US crude rises 26 cents, settling at $70.96, as OPEC highlights shrinking oil stockpiles

Key Points
  • Oil prices rose on Monday after an OPEC report showed the global oil glut was virtually eliminated.
  • U.S. sanctions against Iran kept oil prices near three-year highs.
  • Europe and Asia oppose U.S. sanctions plans.
An oil pumpjack operates near Williston, North Dakota.
Andrew Cullen | Reuters

Oil prices rose on Monday as OPEC reported that the global oil glut has been virtually eliminated, while U.S. crude's discount to global benchmark Brent widened to more than $7, its deepest in nearly five months.

Brent crude ended the day's trading up $1.11, or 1.4 percent, at $78.23 a barrel, its best close since Nov. 25, 2014. The contract hit $78.44 earlier in the session, its highest intraday level since Nov. 26, 2014.

U.S. light crude oil ended Monday's session up 26 cents at $70.96, remaining below last week's intraday 3½-year high of $71.89 a barrel.

The report from the Organization of the Petroleum Exporting Countries "was bullish. That absolute plunge in Venezuelan production ... just highlights how tenuous the market is in terms of the supply and demand balance," said John Kilduff, partner at Again Capital.

US sanctions on Iran could disrupt oil prices, Eni CEO says
US sanctions on Iran could disrupt oil prices, Eni CEO says

The OPEC report, published Monday, showed Venezuelan production at its lowest in decades and said the global oil glut had been virtually eliminated. Even so, OPEC and other producing countries were still trimming output more than their supply-cutting pact required.

U.S. crude's discount to Brent was more than $7, the widest since late December.

"You have the threat that a high enough price will start to activate the 7,700 drilled but uncompleted wells in the lower 48 states," said Walter Zimmerman, chief technical analyst at ICAP TA.

"And meanwhile, if Iranian crude is really taken off the water, its going to impact Brent much more than its going to impact WTI," Zimmerman said.

It is unclear how hard U.S. sanctions will hit Iran's oil industry.
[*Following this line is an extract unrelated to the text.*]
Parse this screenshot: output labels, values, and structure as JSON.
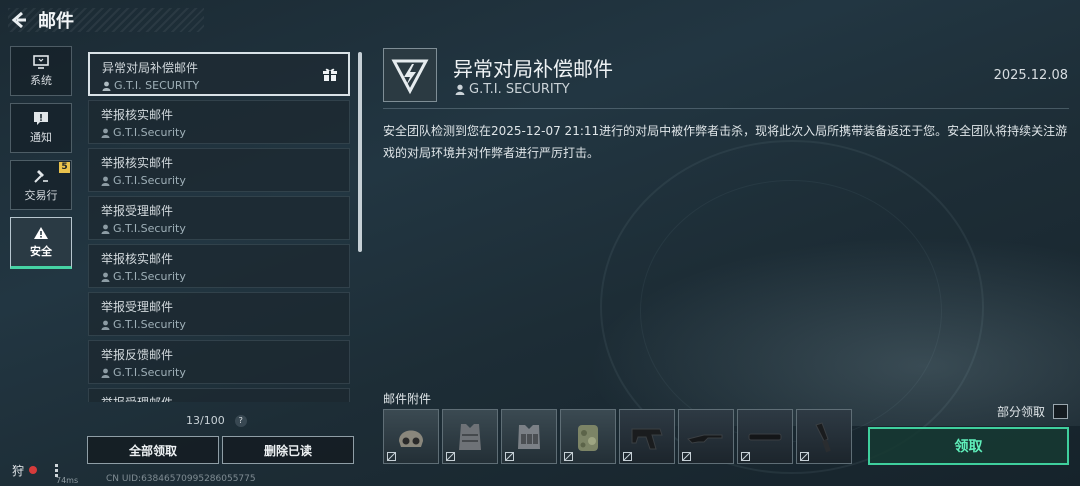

A lot will depend on how other major oil consumers respond to Washington's action against Tehran, which will take effect in November.

China, France, Russia, Britain, Germany and Iran all remain in the nuclear accord that placed controls on Iran's nuclear program and led to a relaxation of economic sanctions against Iran and companies doing business there.

"Germany has said it will protect its companies from U.S. sanctions, Iran has said French oil giant Total has yet to pull out of its fields and all the while it seems the Chinese are ready to fill the void created by the U.S."

Oil hasn't fully priced in Iran deal exit implications, says analyst
Oil hasn't fully priced in Iran deal exit implications, says analyst

Some oil analysts have said they expect Iranian crude exports to fall by as little as 200,000 barrels per day (bpd), while others put the figure closer to 1 million bpd.

Michael Wittner, analyst at Societe Generale, forecasts U.S. sanctions will remove 400,000-500,000 bpd of Iranian crude from the global oil market.

"In 2012 the reduction in Iranian crude production and exports was around 1 million bpd," Wittner said. "This time around, we expect much less of an impact."

Also supportive to prices was data from market intelligence firm Genscape showing that inventories at Cushing, Oklahoma, the delivery point for U.S. crude futures, fell more than more than 400,000 barrels in the week to May 11, according to traders who saw the data.

The surge in oil prices comes at a time of tight supply amid record Asian demand and voluntary output restraint by the Organization of the Petroleum Exporting Countries and non-OPEC producers including Russia.

— CNBC's Tom DiChristopher contributed to this report.